Maple is widely used for electric instruments (for the necks, fretboards, tops and bodies), but is suitable for the bottom and sides of acoustic instruments too, even if more rarely used than rosewood or mahogany. It is a beautiful wood, with its many aesthetically appealing variances. As maple highlights the higher frequencies in the spectrum, it is often employed to balance those instruments that would otherwise sound too rich in the low end, like the Jumbo models, for instance.

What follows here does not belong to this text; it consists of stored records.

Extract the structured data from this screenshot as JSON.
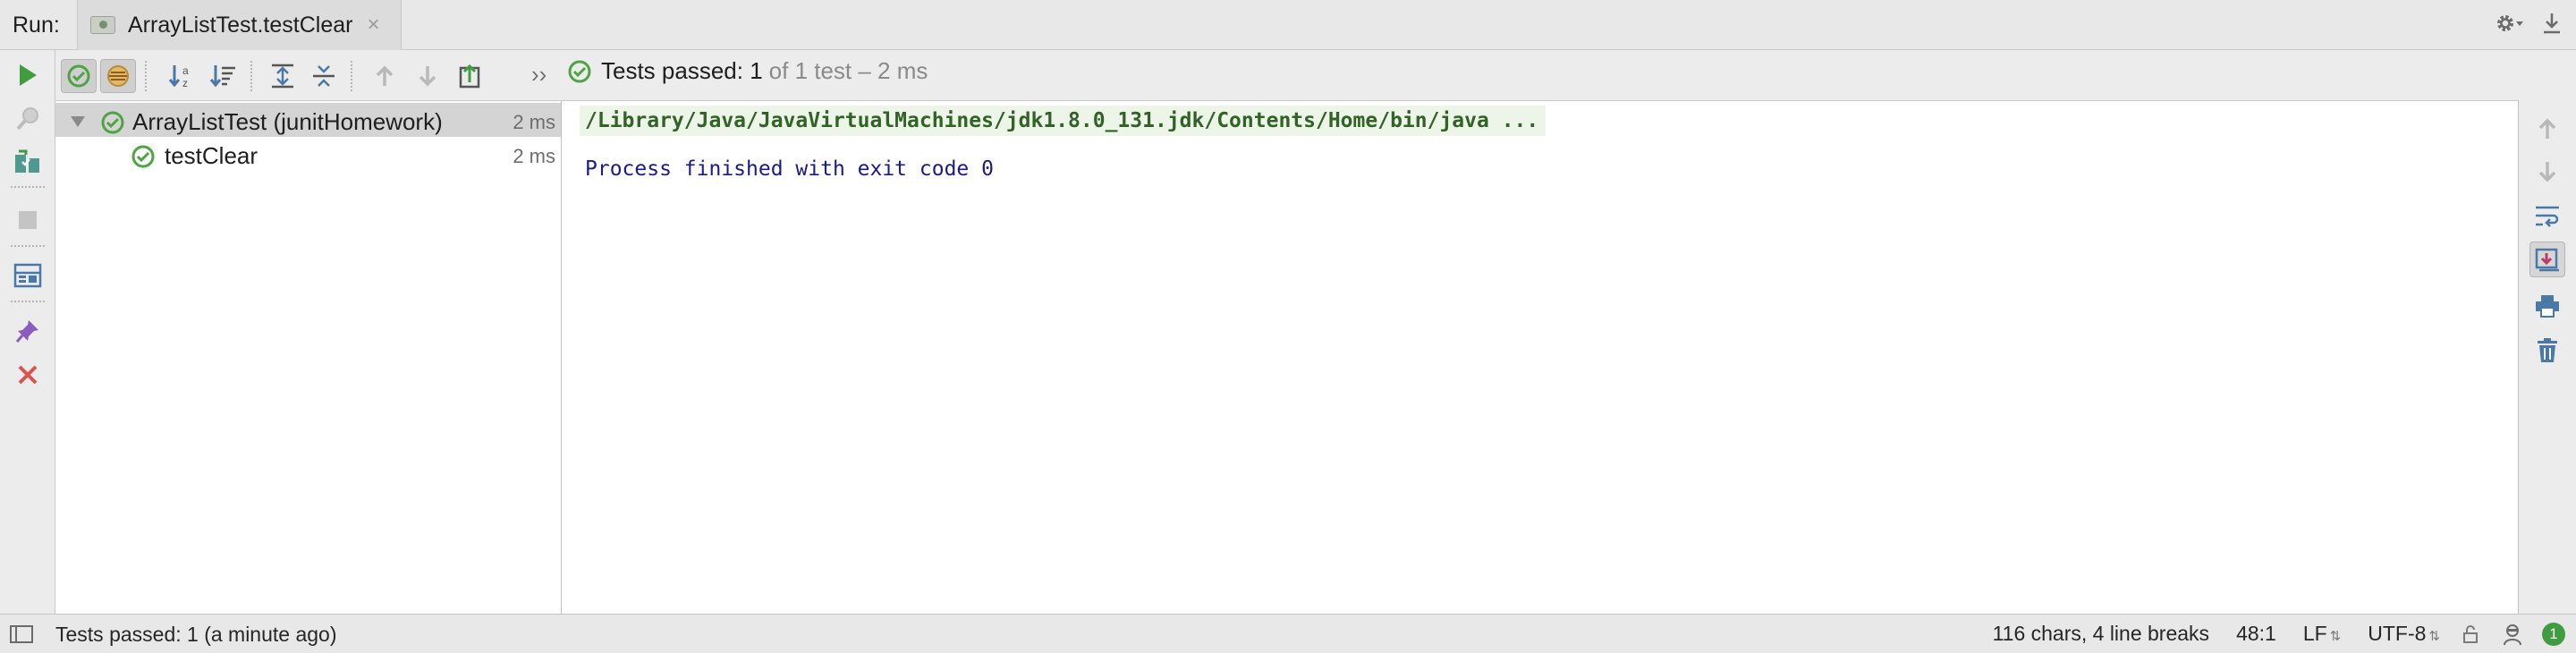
{
  "header": {
    "run_label": "Run:",
    "tab_title": "ArrayListTest.testClear",
    "tab_close": "×"
  },
  "test_toolbar": {
    "more": "››",
    "status_passed": "Tests passed: 1",
    "status_detail": "of 1 test – 2 ms"
  },
  "test_tree": {
    "rows": [
      {
        "label": "ArrayListTest (junitHomework)",
        "time": "2 ms",
        "status": "passed",
        "expanded": true
      },
      {
        "label": "testClear",
        "time": "2 ms",
        "status": "passed"
      }
    ]
  },
  "console": {
    "command": "/Library/Java/JavaVirtualMachines/jdk1.8.0_131.jdk/Contents/Home/bin/java ...",
    "exit_message": "Process finished with exit code 0"
  },
  "status_bar": {
    "message": "Tests passed: 1 (a minute ago)",
    "chars": "116 chars, 4 line breaks",
    "position": "48:1",
    "line_separator": "LF",
    "encoding": "UTF-8",
    "notifications": "1"
  },
  "colors": {
    "pass_green": "#4ea343",
    "run_green": "#3f9c3f",
    "console_cmd": "#316326",
    "console_exit": "#1a1a8c",
    "stop_red": "#d9534f"
  }
}
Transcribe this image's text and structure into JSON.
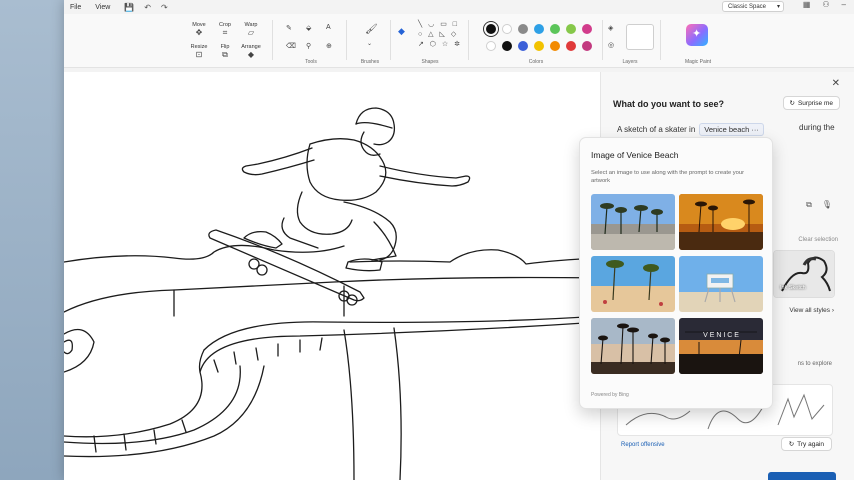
{
  "menu": {
    "file": "File",
    "view": "View"
  },
  "quick_icons": {
    "save": "💾",
    "undo": "↶",
    "redo": "↷"
  },
  "theme_select": {
    "value": "Classic Space"
  },
  "window_icons": {
    "grid": "▦",
    "user": "⚇",
    "minimize": "–"
  },
  "ribbon": {
    "move": "Move",
    "crop": "Crop",
    "warp": "Warp",
    "resize": "Resize",
    "flip": "Flip",
    "arrange": "Arrange",
    "tools_label": "Tools",
    "brushes_label": "Brushes",
    "shapes_label": "Shapes",
    "colors_label": "Colors",
    "layers_label": "Layers",
    "magic_label": "Magic Paint",
    "colors": {
      "row1": [
        "#101010",
        "#ffffff",
        "#8a8a8a",
        "#2ea0e6",
        "#5cc55a",
        "#86c84a",
        "#d23c8c"
      ],
      "row2": [
        "#ffffff",
        "#111111",
        "#3b5fd8",
        "#f2c200",
        "#f28a00",
        "#e03a3a",
        "#c2397f"
      ]
    }
  },
  "panel": {
    "close": "✕",
    "title": "What do you want to see?",
    "surprise": "Surprise me",
    "prompt_prefix": "A sketch of a skater in",
    "prompt_chip": "Venice beach",
    "prompt_suffix": "during the",
    "clear_selection": "Clear selection",
    "style_label": "Ink Sketch",
    "view_all": "View all styles",
    "explore": "ns to explore",
    "report": "Report offensive",
    "try_again": "Try again"
  },
  "popup": {
    "title": "Image of Venice Beach",
    "description": "Select an image to use along with the prompt to create your artwork",
    "powered_by": "Powered by Bing",
    "thumbs": [
      "Venice Beach palms skatepark",
      "Sunset palm trees",
      "Beach palms and sand",
      "Lifeguard tower",
      "Palm trees at dusk",
      "VENICE sign at sunset"
    ],
    "venice_sign": "V E N I C E"
  },
  "colors": {
    "accent": "#1a5fb4",
    "canvas": "#ffffff",
    "panel": "#f7f7f7"
  }
}
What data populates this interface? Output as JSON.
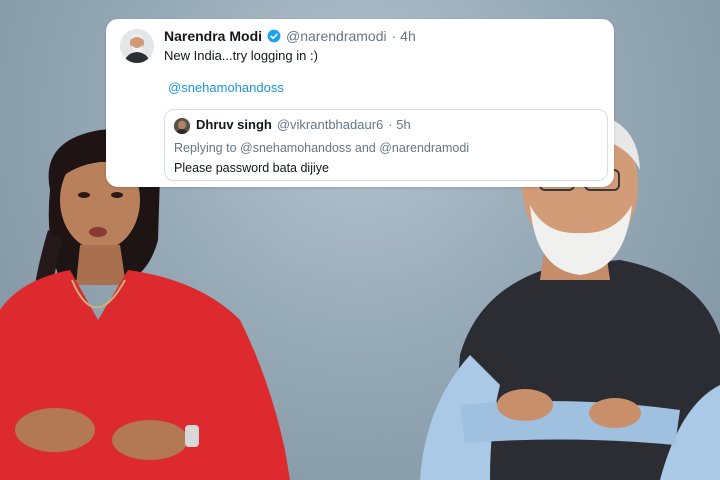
{
  "tweet": {
    "author_name": "Narendra Modi",
    "verified_icon": "verified-badge-icon",
    "handle": "@narendramodi",
    "time": "· 4h",
    "text": "New India...try logging in :)",
    "mention": "@snehamohandoss"
  },
  "quoted_tweet": {
    "author_name": "Dhruv singh",
    "handle": "@vikrantbhadaur6",
    "time": "· 5h",
    "reply_prefix": "Replying to",
    "reply_user1": "@snehamohandoss",
    "reply_and": "and",
    "reply_user2": "@narendramodi",
    "text": "Please password bata dijiye"
  },
  "colors": {
    "link_blue": "#1b95e0",
    "verified_blue": "#1da1f2",
    "background": "#96a9b6"
  }
}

A guitar with a maple body, even if with a poorer tone in the low end, will project a loud sound, perfectly suitable for the typical rock strumming.

Moreover, maple offers a beautiful aesthetical addition to any guitar, thanks to its many figures, like quilted, flamed, tiger, bird’s eye, curly, or spalted.





Laminated or solid woods?

In the construction of the acoustic guitar, the woods used can be solid wood (that is, made from a single piece of wood) or laminated wood, in which thin sheets of wood (usually at least 3) are glued on top of each other so that the grain of each layer is crossed, to increase strength.

This reflects in the propagation of sound, that depends on two factors: elasticity of the materials the instrument is made of, and its weight. As solid wood is lighter and more flexible than laminated wood, the propagation of sound waves is better when a guitar is built with this type of woods. On the other end, laminated wood is heavier and less flexible, but is stronger. Moreover, the sonic qualities of solid wood improves over the time, while those of laminated wood remain stable.

Both the top and the soundbox (bottom and sides) can be made of solid or laminated woods. The entry level models are made of laminated wood to keep costs down, while higher quality models can use solid wood for the top, the soundbox, or the entire instrument. Many guitars use a solid wood top together with bottom and sides made of laminated wood, in order to combine decent sound quality with strength and lower costs. This is not always true, as a low quality solid wood could sound not as good as an high-quality laminated spruce, for instance (spruce is the best sounding wood in terms of resonance, consequently is the most used wood for the soundboards). We want also remind that a solid wood guitar is easier to repair, as solid wood cracks, while laminated wood breaks into pieces.

The most important elements we must take into account when choosing solid or laminated wood are:

  • Tone and resonance (solid wood is clearly superior if beyond entry level performances are needed, at least for the soundboard)
  • Applications (for a guitar often used outdoor, that travels frequently, bottom and sides made of laminated wood can be preferable for their strength)
  • Budget (solid woods are more expensive)

The Soundsation line of acoustic guitars includes models made entirely of laminated woods and models wit a solid wood top.
Series using laminated wood: Yosemite, Yellowstone

Series with solid wood top: Shadow, DN, CNE